◆ **TASK DIRECTIONS**: Every record must be given again word for word; no picture belongs in the copy.

*** Opening of MATERIAL FOR THIS TASK ***

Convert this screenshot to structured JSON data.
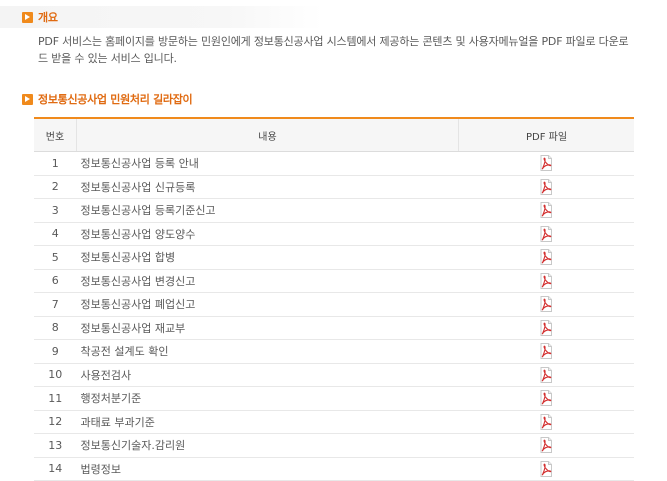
{
  "overview": {
    "title": "개요",
    "description": "PDF 서비스는 홈페이지를 방문하는 민원인에게 정보통신공사업 시스템에서 제공하는 콘텐츠 및 사용자메뉴얼을 PDF 파일로 다운로드 받을 수 있는 서비스 입니다."
  },
  "guide": {
    "title": "정보통신공사업 민원처리 길라잡이",
    "columns": {
      "num": "번호",
      "content": "내용",
      "pdf": "PDF 파일"
    },
    "rows": [
      {
        "num": "1",
        "content": "정보통신공사업  등록 안내"
      },
      {
        "num": "2",
        "content": "정보통신공사업  신규등록"
      },
      {
        "num": "3",
        "content": "정보통신공사업  등록기준신고"
      },
      {
        "num": "4",
        "content": "정보통신공사업  양도양수"
      },
      {
        "num": "5",
        "content": "정보통신공사업  합병"
      },
      {
        "num": "6",
        "content": "정보통신공사업  변경신고"
      },
      {
        "num": "7",
        "content": "정보통신공사업  폐업신고"
      },
      {
        "num": "8",
        "content": "정보통신공사업  재교부"
      },
      {
        "num": "9",
        "content": "착공전 설계도 확인"
      },
      {
        "num": "10",
        "content": "사용전검사"
      },
      {
        "num": "11",
        "content": "행정처분기준"
      },
      {
        "num": "12",
        "content": "과태료 부과기준"
      },
      {
        "num": "13",
        "content": "정보통신기술자.감리원"
      },
      {
        "num": "14",
        "content": "법령정보"
      }
    ]
  },
  "colors": {
    "accent": "#f08a1c",
    "title": "#e06b12",
    "pdf_red": "#d32f2f"
  },
  "icons": {
    "section": "orange-arrow-icon",
    "download": "pdf-file-icon"
  }
}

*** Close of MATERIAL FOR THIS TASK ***

◆ **RESULT FOR THIS EXERCISE**:
Convert this screenshot to structured JSON data.
{
  "overview": {
    "title": "개요",
    "description": "PDF 서비스는 홈페이지를 방문하는 민원인에게 정보통신공사업 시스템에서 제공하는 콘텐츠 및 사용자메뉴얼을 PDF 파일로 다운로드 받을 수 있는 서비스 입니다."
  },
  "guide": {
    "title": "정보통신공사업 민원처리 길라잡이",
    "columns": {
      "num": "번호",
      "content": "내용",
      "pdf": "PDF 파일"
    },
    "rows": [
      {
        "num": "1",
        "content": "정보통신공사업  등록 안내"
      },
      {
        "num": "2",
        "content": "정보통신공사업  신규등록"
      },
      {
        "num": "3",
        "content": "정보통신공사업  등록기준신고"
      },
      {
        "num": "4",
        "content": "정보통신공사업  양도양수"
      },
      {
        "num": "5",
        "content": "정보통신공사업  합병"
      },
      {
        "num": "6",
        "content": "정보통신공사업  변경신고"
      },
      {
        "num": "7",
        "content": "정보통신공사업  폐업신고"
      },
      {
        "num": "8",
        "content": "정보통신공사업  재교부"
      },
      {
        "num": "9",
        "content": "착공전 설계도 확인"
      },
      {
        "num": "10",
        "content": "사용전검사"
      },
      {
        "num": "11",
        "content": "행정처분기준"
      },
      {
        "num": "12",
        "content": "과태료 부과기준"
      },
      {
        "num": "13",
        "content": "정보통신기술자.감리원"
      },
      {
        "num": "14",
        "content": "법령정보"
      }
    ]
  },
  "colors": {
    "accent": "#f08a1c",
    "title": "#e06b12",
    "pdf_red": "#d32f2f"
  },
  "icons": {
    "section": "orange-arrow-icon",
    "download": "pdf-file-icon"
  }
}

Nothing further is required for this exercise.